- Industrial Networks
Graphed: strike days versus inequality
High-res version here.
1. Labour call in the International Monetary fund (IMF), marking the end of the post-war setttlement and the beginning of rising inequality. This came despite several years of the TUC agreeing to hold down pay.
2. Workers respond with a wave of strikes, many of them unofficial. These culminate in the ‘Winter of discontent’ in 1978/9.
3. Thatcher’s Tory government smashes the workers’ movement, leading to a dramatic fall in strike days and a corresponding rise in inequality.

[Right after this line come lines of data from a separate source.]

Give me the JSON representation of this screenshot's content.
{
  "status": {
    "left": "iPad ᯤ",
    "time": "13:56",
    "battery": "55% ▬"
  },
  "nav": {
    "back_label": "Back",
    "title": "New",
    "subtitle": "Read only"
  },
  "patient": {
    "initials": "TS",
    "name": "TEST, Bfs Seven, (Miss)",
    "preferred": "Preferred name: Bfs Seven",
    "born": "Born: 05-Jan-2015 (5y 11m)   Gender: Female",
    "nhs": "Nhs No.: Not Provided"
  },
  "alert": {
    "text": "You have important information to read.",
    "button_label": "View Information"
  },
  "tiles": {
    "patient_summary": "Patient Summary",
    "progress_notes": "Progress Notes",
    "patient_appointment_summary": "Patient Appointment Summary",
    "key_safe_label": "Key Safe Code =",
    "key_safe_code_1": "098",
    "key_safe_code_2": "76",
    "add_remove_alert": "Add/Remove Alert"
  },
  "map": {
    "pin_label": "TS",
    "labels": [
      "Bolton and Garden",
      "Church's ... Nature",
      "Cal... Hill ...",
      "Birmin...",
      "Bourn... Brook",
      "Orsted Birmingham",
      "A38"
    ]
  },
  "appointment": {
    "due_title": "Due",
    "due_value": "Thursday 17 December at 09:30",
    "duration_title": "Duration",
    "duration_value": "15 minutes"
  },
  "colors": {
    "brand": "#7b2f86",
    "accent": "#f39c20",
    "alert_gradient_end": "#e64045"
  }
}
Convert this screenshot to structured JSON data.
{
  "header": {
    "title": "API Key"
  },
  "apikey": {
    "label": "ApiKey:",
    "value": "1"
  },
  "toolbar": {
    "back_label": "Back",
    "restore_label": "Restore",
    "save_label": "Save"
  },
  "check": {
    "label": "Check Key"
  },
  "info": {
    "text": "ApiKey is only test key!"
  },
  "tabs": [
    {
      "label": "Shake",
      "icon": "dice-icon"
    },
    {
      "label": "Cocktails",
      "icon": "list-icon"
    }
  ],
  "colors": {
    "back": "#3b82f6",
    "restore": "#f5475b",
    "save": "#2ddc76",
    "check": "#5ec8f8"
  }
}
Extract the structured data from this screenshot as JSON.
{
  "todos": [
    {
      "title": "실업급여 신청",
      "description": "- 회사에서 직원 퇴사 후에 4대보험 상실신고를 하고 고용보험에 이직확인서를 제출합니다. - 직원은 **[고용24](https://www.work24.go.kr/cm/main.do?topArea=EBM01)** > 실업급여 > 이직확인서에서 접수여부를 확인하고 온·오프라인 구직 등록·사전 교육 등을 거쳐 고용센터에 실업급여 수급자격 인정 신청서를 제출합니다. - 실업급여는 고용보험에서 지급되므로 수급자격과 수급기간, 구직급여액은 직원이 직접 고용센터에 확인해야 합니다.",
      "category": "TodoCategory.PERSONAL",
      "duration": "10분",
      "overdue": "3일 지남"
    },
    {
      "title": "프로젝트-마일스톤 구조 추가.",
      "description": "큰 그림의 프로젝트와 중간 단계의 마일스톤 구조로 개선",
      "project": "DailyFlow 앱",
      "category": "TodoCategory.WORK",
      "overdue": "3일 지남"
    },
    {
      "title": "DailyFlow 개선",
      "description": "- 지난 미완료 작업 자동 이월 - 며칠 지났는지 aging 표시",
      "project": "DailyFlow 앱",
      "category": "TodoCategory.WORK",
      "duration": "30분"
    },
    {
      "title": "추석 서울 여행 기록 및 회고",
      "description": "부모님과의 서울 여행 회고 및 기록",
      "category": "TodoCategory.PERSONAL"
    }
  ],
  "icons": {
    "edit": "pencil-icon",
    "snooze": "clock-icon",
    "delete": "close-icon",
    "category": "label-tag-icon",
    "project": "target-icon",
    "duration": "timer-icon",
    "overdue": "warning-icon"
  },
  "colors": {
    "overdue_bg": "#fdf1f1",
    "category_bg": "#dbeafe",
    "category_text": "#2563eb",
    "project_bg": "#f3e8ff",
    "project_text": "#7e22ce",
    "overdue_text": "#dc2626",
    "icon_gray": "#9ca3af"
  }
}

SOURCES: Office for National Statistics (ONS) and the Institute for Fiscal Studies (IFS) Income and Inequality spreadsheet complied from ONS data. Gini coefficient measures inequality, where 100 = one person owns everything and 0 = perfect equality. Worldwide, Gini coefficients range from approximately 23 (Sweden) to 70 (Namibia) although not every country has been assessed.